By Karen ScallyMarch 17, 2021
As a heavy equipment mechanic, Greg Wiens took advantage of the many training opportunities available for the profession to hone his skills.
So when he was promoted to fleet maintenance manager at SMS Equipment, he started searching for applicable courses for his new role.
“The place that I found the best fit — that was the most direct at fleet maintenance managers and just fleet maintenance in general — was the Association of Equipment Management Professionals (AEMP),” Wiens says.
He says that service technicians stepping into fleet management cannot rely only on their equipment knowledge, because there is so much more to the job than that.
“We’re more asset managers than maintenance managers and that requires another skill set,” he says.
Wiens says SMS Equipment, a dealer that carries mostly Komatsu equipment with branches throughout Canada and also has a rental fleet, supported him pursuing his Certified Equipment Manager (CEM) and going through the IGNITE Learning Lab, which he did at an AEMP Connect conference that preceded CONEXPO-CON/AGG. He says he spent a couple months leading up to IGNITE studying the Career Equipment Fleet Manager Manual and materials.
Not only was he able to kill two birds with one stone by attending the course and visiting the trade show to meet with his vendors, Wiens says he found the peer-to-peer interaction during training particularly valuable.
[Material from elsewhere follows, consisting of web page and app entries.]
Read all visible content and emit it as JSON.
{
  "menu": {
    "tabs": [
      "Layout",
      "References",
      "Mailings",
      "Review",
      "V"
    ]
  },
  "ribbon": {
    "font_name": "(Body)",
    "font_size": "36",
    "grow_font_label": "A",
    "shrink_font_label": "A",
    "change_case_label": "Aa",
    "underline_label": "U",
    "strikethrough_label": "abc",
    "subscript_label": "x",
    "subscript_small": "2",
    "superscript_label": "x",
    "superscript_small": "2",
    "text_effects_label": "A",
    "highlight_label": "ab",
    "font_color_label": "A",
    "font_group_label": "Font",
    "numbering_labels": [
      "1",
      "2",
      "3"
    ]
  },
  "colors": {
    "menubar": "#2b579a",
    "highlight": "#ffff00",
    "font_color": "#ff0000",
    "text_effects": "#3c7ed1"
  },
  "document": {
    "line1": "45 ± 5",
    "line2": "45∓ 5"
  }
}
He realized he wasn’t alone in many of the challenges he faced and common solutions often existed.
The exam itself is quite rigorous, and Wiens says he didn’t pass the first time.
“I wasn’t as prepared as I thought I was,” Wiens says. “It gave me a good judgement of where my weaknesses were, and where I needed to go back and study some more.”
Though he had years of maintenance experience under his belt, Wiens says he was less familiar with the financial side of equipment management. Currently, SMS Equipment is shifting how they lifecycle their machines, and Wiens says he has been able to apply his CEM training to the budgeting.
“When you’re a mechanic, you’re not always aware of all the numbers that are in the background,” Wiens says. “I look at these numbers now on the ROI and the revenue of the machine, and I see the repairs — and I understand that maybe this is a machine we need, even though it’s not at that point in its lifecycle to start talking to management about getting rid of, because it’s really going to be an issue.”
The insights and materials he received from obtaining his CEM is something Wiens says he relies on regularly.
“The manual is a great reference book,” he says. “I think the information in there is second to none.”
Karen Scally is a journalist who has covered the construction industry for over a decade and a current contributor to the blog at Gearflow.com, which is an online marketplace for construction parts, tools, and equipment. This article was adapted from its original version, “How to Prepare Now for Future of Electric Construction Equipment,” on the Gearflow.com blog.